Your instructions: Go through the listing that follows and write it out exactly. Drop the pictures.

•••••

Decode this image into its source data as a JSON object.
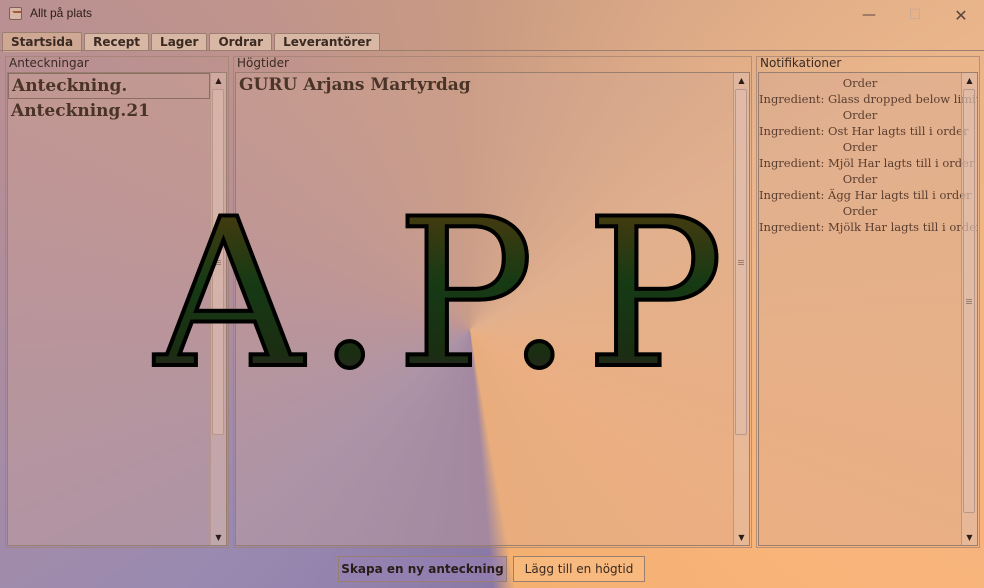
{
  "window": {
    "title": "Allt på plats",
    "minimize": "—",
    "maximize": "☐",
    "close": "✕"
  },
  "tabs": [
    {
      "label": "Startsida",
      "active": true
    },
    {
      "label": "Recept"
    },
    {
      "label": "Lager"
    },
    {
      "label": "Ordrar"
    },
    {
      "label": "Leverantörer"
    }
  ],
  "notes_panel": {
    "title": "Anteckningar",
    "items": [
      "Anteckning.",
      "Anteckning.21"
    ],
    "selected_index": 0
  },
  "holidays_panel": {
    "title": "Högtider",
    "items": [
      "GURU Arjans Martyrdag"
    ]
  },
  "notifications_panel": {
    "title": "Notifikationer",
    "items": [
      "Order",
      "Ingredient: Glass dropped below limit!",
      "Order",
      "Ingredient: Ost Har lagts till i order",
      "Order",
      "Ingredient: Mjöl Har lagts till i order",
      "Order",
      "Ingredient: Ägg Har lagts till i order",
      "Order",
      "Ingredient: Mjölk Har lagts till i order"
    ]
  },
  "watermark": {
    "text": "A.P.P"
  },
  "buttons": {
    "new_note": "Skapa en ny anteckning",
    "add_holiday": "Lägg till en högtid"
  },
  "scroll_arrows": {
    "up": "▲",
    "down": "▼"
  }
}
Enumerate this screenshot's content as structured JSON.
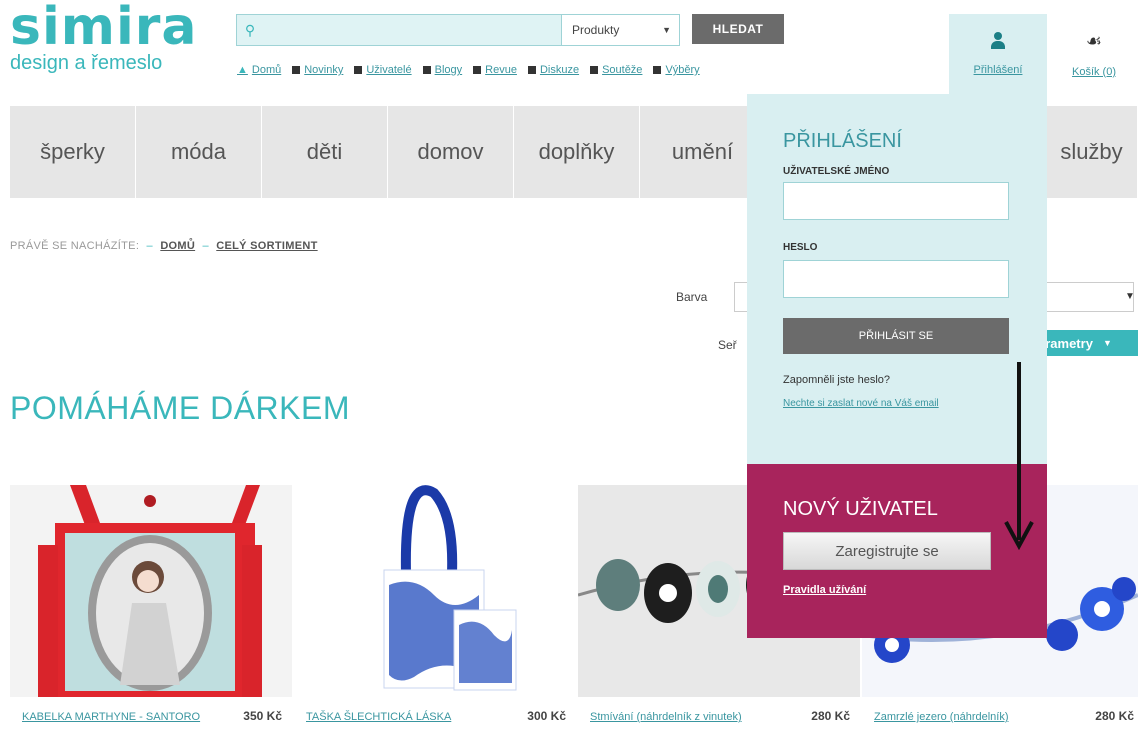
{
  "logo": {
    "name": "simira",
    "tagline": "design a řemeslo"
  },
  "search": {
    "placeholder": "",
    "category": "Produkty",
    "button": "HLEDAT"
  },
  "toplinks": [
    {
      "label": "Domů",
      "icon": "home-icon"
    },
    {
      "label": "Novinky"
    },
    {
      "label": "Uživatelé"
    },
    {
      "label": "Blogy"
    },
    {
      "label": "Revue"
    },
    {
      "label": "Diskuze"
    },
    {
      "label": "Soutěže"
    },
    {
      "label": "Výběry"
    }
  ],
  "account": {
    "label": "Přihlášení",
    "icon": "user-icon"
  },
  "cart": {
    "label": "Košík (0)",
    "icon": "basket-icon"
  },
  "categories": [
    "šperky",
    "móda",
    "děti",
    "domov",
    "doplňky",
    "umění",
    "služby"
  ],
  "breadcrumb": {
    "prefix": "PRÁVĚ SE NACHÁZÍTE:",
    "items": [
      "DOMŮ",
      "CELÝ SORTIMENT"
    ]
  },
  "filters": {
    "color_label": "Barva",
    "sort_label": "Seř",
    "params_button": "arametry"
  },
  "heading": "POMÁHÁME DÁRKEM",
  "products": [
    {
      "name": "KABELKA MARTHYNE - SANTORO",
      "price": "350 Kč"
    },
    {
      "name": "TAŠKA ŠLECHTICKÁ LÁSKA",
      "price": "300 Kč"
    },
    {
      "name": "Stmívání (náhrdelník z vinutek)",
      "price": "280 Kč"
    },
    {
      "name": "Zamrzlé jezero (náhrdelník)",
      "price": "280 Kč"
    }
  ],
  "login": {
    "title": "PŘIHLÁŠENÍ",
    "username_label": "UŽIVATELSKÉ JMÉNO",
    "password_label": "HESLO",
    "submit": "PŘIHLÁSIT SE",
    "forgot": "Zapomněli jste heslo?",
    "send_link": "Nechte si zaslat nové na Váš email"
  },
  "register": {
    "title": "NOVÝ UŽIVATEL",
    "button": "Zaregistrujte se",
    "rules": "Pravidla užívání"
  },
  "colors": {
    "accent": "#3ab7bb",
    "register_bg": "#a8245c",
    "panel_bg": "#d9eff1"
  }
}
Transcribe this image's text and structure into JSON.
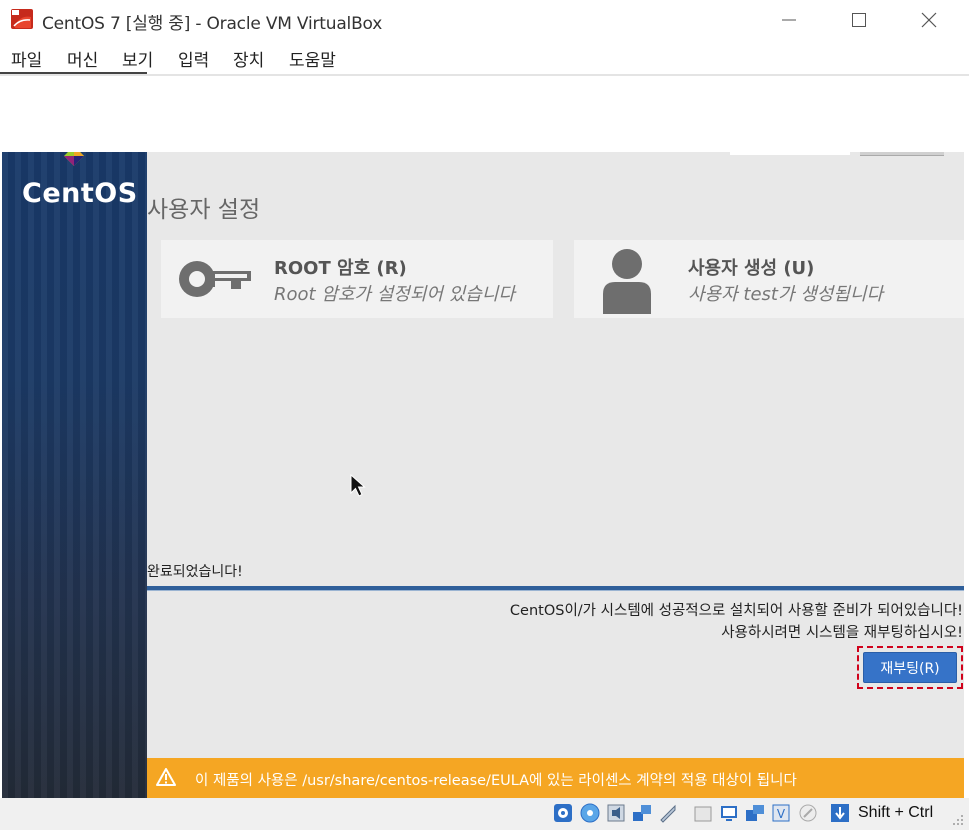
{
  "window": {
    "title": "CentOS 7 [실행 중] - Oracle VM VirtualBox",
    "icon": "virtualbox-vm-icon"
  },
  "menu": [
    "파일",
    "머신",
    "보기",
    "입력",
    "장치",
    "도움말"
  ],
  "installer": {
    "brand": "CentOS",
    "section_title": "사용자 설정",
    "root_tile": {
      "title": "ROOT 암호 (R)",
      "status": "Root 암호가 설정되어 있습니다",
      "icon": "key-icon"
    },
    "user_tile": {
      "title": "사용자 생성 (U)",
      "status": "사용자 test가 생성됩니다",
      "icon": "user-icon"
    },
    "complete_label": "완료되었습니다!",
    "progress": 1.0,
    "message_line1": "CentOS이/가 시스템에 성공적으로 설치되어 사용할 준비가 되어있습니다!",
    "message_line2": "사용하시려면 시스템을 재부팅하십시오!",
    "reboot_button": "재부팅(R)",
    "eula_notice": "이 제품의 사용은 /usr/share/centos-release/EULA에 있는 라이센스 계약의 적용 대상이 됩니다"
  },
  "statusbar": {
    "host_key": "Shift + Ctrl",
    "icons": [
      "hard-disk-icon",
      "optical-drive-icon",
      "audio-icon",
      "network-icon",
      "usb-icon",
      "shared-folder-icon",
      "display-icon",
      "video-capture-icon",
      "vt-x-icon",
      "mouse-integration-icon",
      "keyboard-capture-icon"
    ]
  },
  "colors": {
    "sidebar": "#1b3a66",
    "reboot_button": "#3673c8",
    "eula_bar": "#f5a623",
    "highlight": "#d0021b"
  }
}
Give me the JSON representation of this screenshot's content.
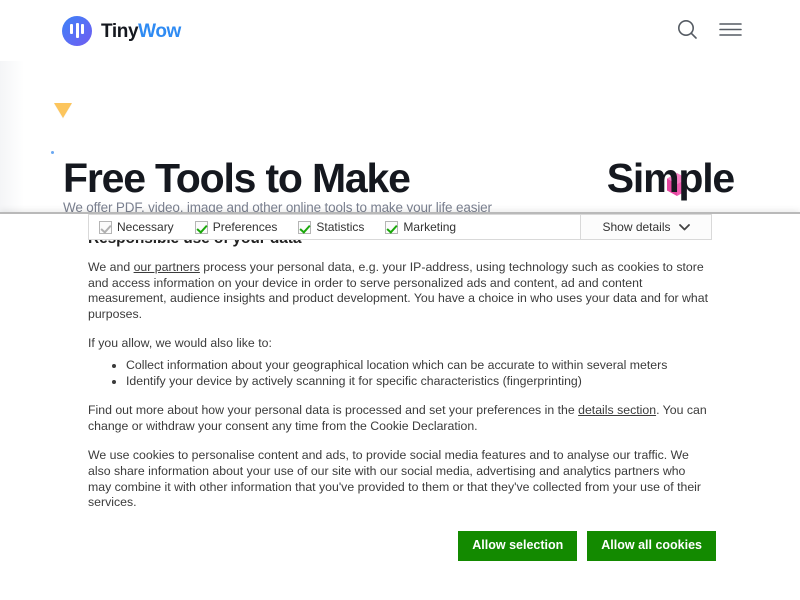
{
  "site": {
    "brand": {
      "name_primary": "Tiny",
      "name_accent": "Wow",
      "logo_icon": "tinywow-logo-icon"
    },
    "header_icons": {
      "search": "search-icon",
      "menu": "hamburger-menu-icon"
    },
    "hero": {
      "title_left": "Free Tools to Make",
      "title_right": "Simple",
      "subtitle": "We offer PDF, video, image and other online tools to make your life easier",
      "decorations": [
        "triangle-orange-icon",
        "cube-pink-icon",
        "pyramid-blue-icon"
      ]
    },
    "colors": {
      "brand_accent": "#2f8bf3",
      "text_dark": "#15181f",
      "muted": "#7b8190"
    }
  },
  "cookie_dialog": {
    "title": "Responsible use of your data",
    "paragraph_1_pre": "We and ",
    "paragraph_1_link": "our partners",
    "paragraph_1_post": " process your personal data, e.g. your IP-address, using technology such as cookies to store and access information on your device in order to serve personalized ads and content, ad and content measurement, audience insights and product development. You have a choice in who uses your data and for what purposes.",
    "paragraph_2": "If you allow, we would also like to:",
    "bullets": [
      "Collect information about your geographical location which can be accurate to within several meters",
      "Identify your device by actively scanning it for specific characteristics (fingerprinting)"
    ],
    "paragraph_3_pre": "Find out more about how your personal data is processed and set your preferences in the ",
    "paragraph_3_link": "details section",
    "paragraph_3_post": ". You can change or withdraw your consent any time from the Cookie Declaration.",
    "paragraph_4": "We use cookies to personalise content and ads, to provide social media features and to analyse our traffic. We also share information about your use of our site with our social media, advertising and analytics partners who may combine it with other information that you've provided to them or that they've collected from your use of their services.",
    "buttons": {
      "allow_selection": "Allow selection",
      "allow_all": "Allow all cookies",
      "color": "#138a00"
    },
    "categories": [
      {
        "label": "Necessary",
        "checked": true,
        "locked": true
      },
      {
        "label": "Preferences",
        "checked": true,
        "locked": false
      },
      {
        "label": "Statistics",
        "checked": true,
        "locked": false
      },
      {
        "label": "Marketing",
        "checked": true,
        "locked": false
      }
    ],
    "show_details": {
      "label": "Show details",
      "icon": "chevron-down-icon"
    }
  }
}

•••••

Reply:
Decode this image into its source data as a JSON object.
{
  "window": {
    "title": "Allt på plats",
    "minimize": "—",
    "maximize": "☐",
    "close": "✕"
  },
  "tabs": [
    {
      "label": "Startsida",
      "active": true
    },
    {
      "label": "Recept"
    },
    {
      "label": "Lager"
    },
    {
      "label": "Ordrar"
    },
    {
      "label": "Leverantörer"
    }
  ],
  "notes_panel": {
    "title": "Anteckningar",
    "items": [
      "Anteckning.",
      "Anteckning.21"
    ],
    "selected_index": 0
  },
  "holidays_panel": {
    "title": "Högtider",
    "items": [
      "GURU Arjans Martyrdag"
    ]
  },
  "notifications_panel": {
    "title": "Notifikationer",
    "items": [
      "Order",
      "Ingredient: Glass dropped below limit!",
      "Order",
      "Ingredient: Ost Har lagts till i order",
      "Order",
      "Ingredient: Mjöl Har lagts till i order",
      "Order",
      "Ingredient: Ägg Har lagts till i order",
      "Order",
      "Ingredient: Mjölk Har lagts till i order"
    ]
  },
  "watermark": {
    "text": "A.P.P"
  },
  "buttons": {
    "new_note": "Skapa en ny anteckning",
    "add_holiday": "Lägg till en högtid"
  },
  "scroll_arrows": {
    "up": "▲",
    "down": "▼"
  }
}
Enumerate this screenshot's content as structured JSON.
{
  "logo": {
    "name": "simira",
    "tagline": "design a řemeslo"
  },
  "search": {
    "placeholder": "",
    "category": "Produkty",
    "button": "HLEDAT"
  },
  "toplinks": [
    {
      "label": "Domů",
      "icon": "home-icon"
    },
    {
      "label": "Novinky"
    },
    {
      "label": "Uživatelé"
    },
    {
      "label": "Blogy"
    },
    {
      "label": "Revue"
    },
    {
      "label": "Diskuze"
    },
    {
      "label": "Soutěže"
    },
    {
      "label": "Výběry"
    }
  ],
  "account": {
    "label": "Přihlášení",
    "icon": "user-icon"
  },
  "cart": {
    "label": "Košík (0)",
    "icon": "basket-icon"
  },
  "categories": [
    "šperky",
    "móda",
    "děti",
    "domov",
    "doplňky",
    "umění",
    "služby"
  ],
  "breadcrumb": {
    "prefix": "PRÁVĚ SE NACHÁZÍTE:",
    "items": [
      "DOMŮ",
      "CELÝ SORTIMENT"
    ]
  },
  "filters": {
    "color_label": "Barva",
    "sort_label": "Seř",
    "params_button": "arametry"
  },
  "heading": "POMÁHÁME DÁRKEM",
  "products": [
    {
      "name": "KABELKA MARTHYNE - SANTORO",
      "price": "350 Kč"
    },
    {
      "name": "TAŠKA ŠLECHTICKÁ LÁSKA",
      "price": "300 Kč"
    },
    {
      "name": "Stmívání (náhrdelník z vinutek)",
      "price": "280 Kč"
    },
    {
      "name": "Zamrzlé jezero (náhrdelník)",
      "price": "280 Kč"
    }
  ],
  "login": {
    "title": "PŘIHLÁŠENÍ",
    "username_label": "UŽIVATELSKÉ JMÉNO",
    "password_label": "HESLO",
    "submit": "PŘIHLÁSIT SE",
    "forgot": "Zapomněli jste heslo?",
    "send_link": "Nechte si zaslat nové na Váš email"
  },
  "register": {
    "title": "NOVÝ UŽIVATEL",
    "button": "Zaregistrujte se",
    "rules": "Pravidla užívání"
  },
  "colors": {
    "accent": "#3ab7bb",
    "register_bg": "#a8245c",
    "panel_bg": "#d9eff1"
  }
}
Transcribe this image's text and structure into JSON.
{
  "window": {
    "title": "CentOS 7 [실행 중] - Oracle VM VirtualBox",
    "icon": "virtualbox-vm-icon"
  },
  "menu": [
    "파일",
    "머신",
    "보기",
    "입력",
    "장치",
    "도움말"
  ],
  "installer": {
    "brand": "CentOS",
    "section_title": "사용자 설정",
    "root_tile": {
      "title": "ROOT 암호 (R)",
      "status": "Root 암호가 설정되어 있습니다",
      "icon": "key-icon"
    },
    "user_tile": {
      "title": "사용자 생성 (U)",
      "status": "사용자 test가 생성됩니다",
      "icon": "user-icon"
    },
    "complete_label": "완료되었습니다!",
    "progress": 1.0,
    "message_line1": "CentOS이/가 시스템에 성공적으로 설치되어 사용할 준비가 되어있습니다!",
    "message_line2": "사용하시려면 시스템을 재부팅하십시오!",
    "reboot_button": "재부팅(R)",
    "eula_notice": "이 제품의 사용은 /usr/share/centos-release/EULA에 있는 라이센스 계약의 적용 대상이 됩니다"
  },
  "statusbar": {
    "host_key": "Shift + Ctrl",
    "icons": [
      "hard-disk-icon",
      "optical-drive-icon",
      "audio-icon",
      "network-icon",
      "usb-icon",
      "shared-folder-icon",
      "display-icon",
      "video-capture-icon",
      "vt-x-icon",
      "mouse-integration-icon",
      "keyboard-capture-icon"
    ]
  },
  "colors": {
    "sidebar": "#1b3a66",
    "reboot_button": "#3673c8",
    "eula_bar": "#f5a623",
    "highlight": "#d0021b"
  }
}
Give me the JSON representation of this screenshot's content.
{
  "site": {
    "brand": {
      "name_primary": "Tiny",
      "name_accent": "Wow",
      "logo_icon": "tinywow-logo-icon"
    },
    "header_icons": {
      "search": "search-icon",
      "menu": "hamburger-menu-icon"
    },
    "hero": {
      "title_left": "Free Tools to Make",
      "title_right": "Simple",
      "subtitle": "We offer PDF, video, image and other online tools to make your life easier",
      "decorations": [
        "triangle-orange-icon",
        "cube-pink-icon",
        "pyramid-blue-icon"
      ]
    },
    "colors": {
      "brand_accent": "#2f8bf3",
      "text_dark": "#15181f",
      "muted": "#7b8190"
    }
  },
  "cookie_dialog": {
    "title": "Responsible use of your data",
    "paragraph_1_pre": "We and ",
    "paragraph_1_link": "our partners",
    "paragraph_1_post": " process your personal data, e.g. your IP-address, using technology such as cookies to store and access information on your device in order to serve personalized ads and content, ad and content measurement, audience insights and product development. You have a choice in who uses your data and for what purposes.",
    "paragraph_2": "If you allow, we would also like to:",
    "bullets": [
      "Collect information about your geographical location which can be accurate to within several meters",
      "Identify your device by actively scanning it for specific characteristics (fingerprinting)"
    ],
    "paragraph_3_pre": "Find out more about how your personal data is processed and set your preferences in the ",
    "paragraph_3_link": "details section",
    "paragraph_3_post": ". You can change or withdraw your consent any time from the Cookie Declaration.",
    "paragraph_4": "We use cookies to personalise content and ads, to provide social media features and to analyse our traffic. We also share information about your use of our site with our social media, advertising and analytics partners who may combine it with other information that you've provided to them or that they've collected from your use of their services.",
    "buttons": {
      "allow_selection": "Allow selection",
      "allow_all": "Allow all cookies",
      "color": "#138a00"
    },
    "categories": [
      {
        "label": "Necessary",
        "checked": true,
        "locked": true
      },
      {
        "label": "Preferences",
        "checked": true,
        "locked": false
      },
      {
        "label": "Statistics",
        "checked": true,
        "locked": false
      },
      {
        "label": "Marketing",
        "checked": true,
        "locked": false
      }
    ],
    "show_details": {
      "label": "Show details",
      "icon": "chevron-down-icon"
    }
  }
}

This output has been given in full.